Companies represented by Alcatraz that might be qualified and interested in offering tours include Hornblower Cruises, operator of the ferryboat services to Alcatraz and the Statue of Liberty; Circle Line Cruises, which operates cruises around Manhattan; and Red & White Fleet, which offers boat tours in San Francisco Bay.

All of these companies, unlike Glynn, have to compete -- often with each other -- for the right to serve the areas they lease. The Executive Council of Ontario is required to approve the lease between Niagara Parks and the Maid of the Mist Corp. In the past, approval has been virtually automatic, but because of the controversy, this year might be the exception, a source said. Right now, the ball is in the court of Integrity Commissioner Lynn Morrison. She can recommend the Ontario government not sign the new lease and put it back for open bidding, or she can do nothing.

The latter may be risky.

For if it turns out that there was collusion or a conspiracy to deprive the public of the best option for the leading attraction for the tourist town of Niagara Falls that resulted in an inferior service being offered, the onus of the mistake will fall upon the Integrity Commission.

On the other hand, simply bringing the process out in the open harms no one.
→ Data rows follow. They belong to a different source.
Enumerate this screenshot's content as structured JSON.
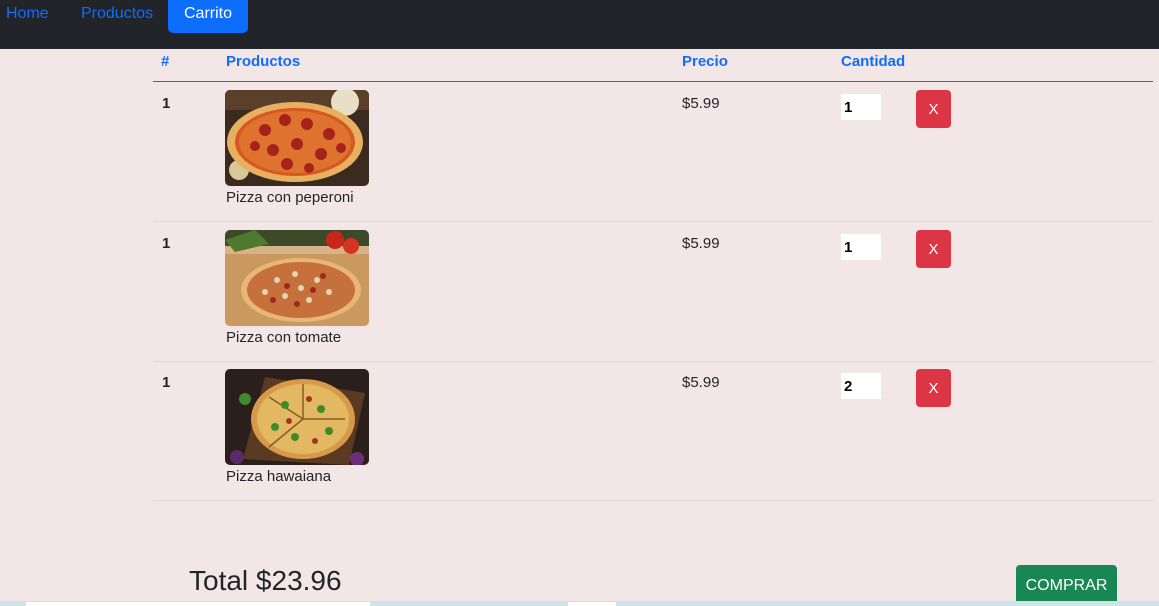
{
  "nav": {
    "home": "Home",
    "productos": "Productos",
    "carrito": "Carrito"
  },
  "table": {
    "headers": {
      "num": "#",
      "productos": "Productos",
      "precio": "Precio",
      "cantidad": "Cantidad"
    },
    "rows": [
      {
        "idx": "1",
        "name": "Pizza con peperoni",
        "price": "$5.99",
        "qty": "1",
        "delete_label": "X",
        "image": "pizza-peperoni-photo"
      },
      {
        "idx": "1",
        "name": "Pizza con tomate",
        "price": "$5.99",
        "qty": "1",
        "delete_label": "X",
        "image": "pizza-tomate-photo"
      },
      {
        "idx": "1",
        "name": "Pizza hawaiana",
        "price": "$5.99",
        "qty": "2",
        "delete_label": "X",
        "image": "pizza-hawaiana-photo"
      }
    ]
  },
  "footer": {
    "total": "Total $23.96",
    "buy_label": "COMPRAR"
  },
  "colors": {
    "background": "#f3e6e7",
    "navbar": "#212529",
    "primary": "#0d6efd",
    "danger": "#dc3545",
    "success": "#198754"
  }
}
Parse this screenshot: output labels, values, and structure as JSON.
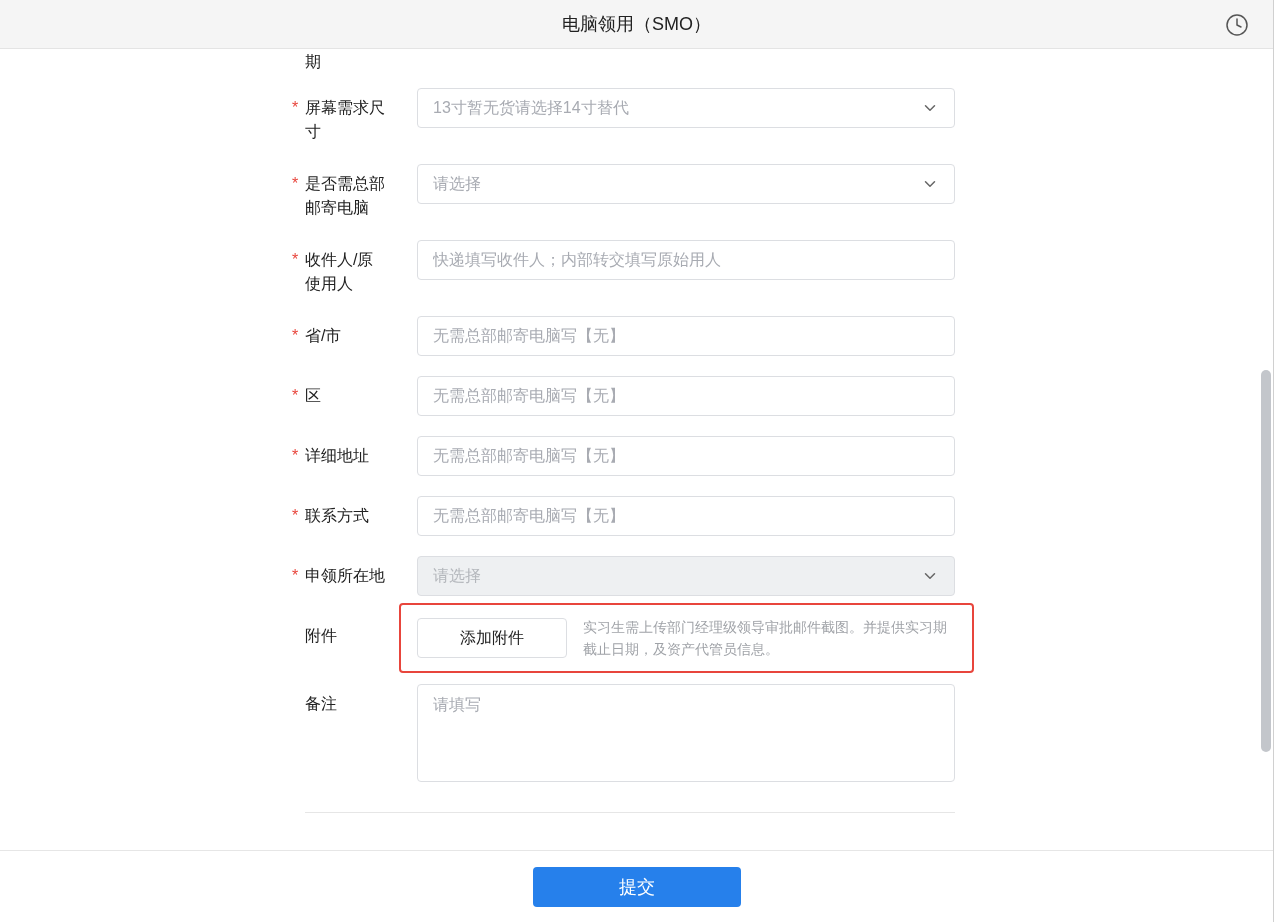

If the Glynns -- who have the lease through 2009 -- have the best proposal, then let that be seen in the sunlight.

If another company can provide a better deal, the public wins.

Meanwhile, Parker confirmed that Ripley's still wants to bid.

"We have a marvelous package that will provide a new level of experience for the tourist ready to go to bid," he said.

 

 
 
 
  Copyright © 2008 Frank Parlato Jr.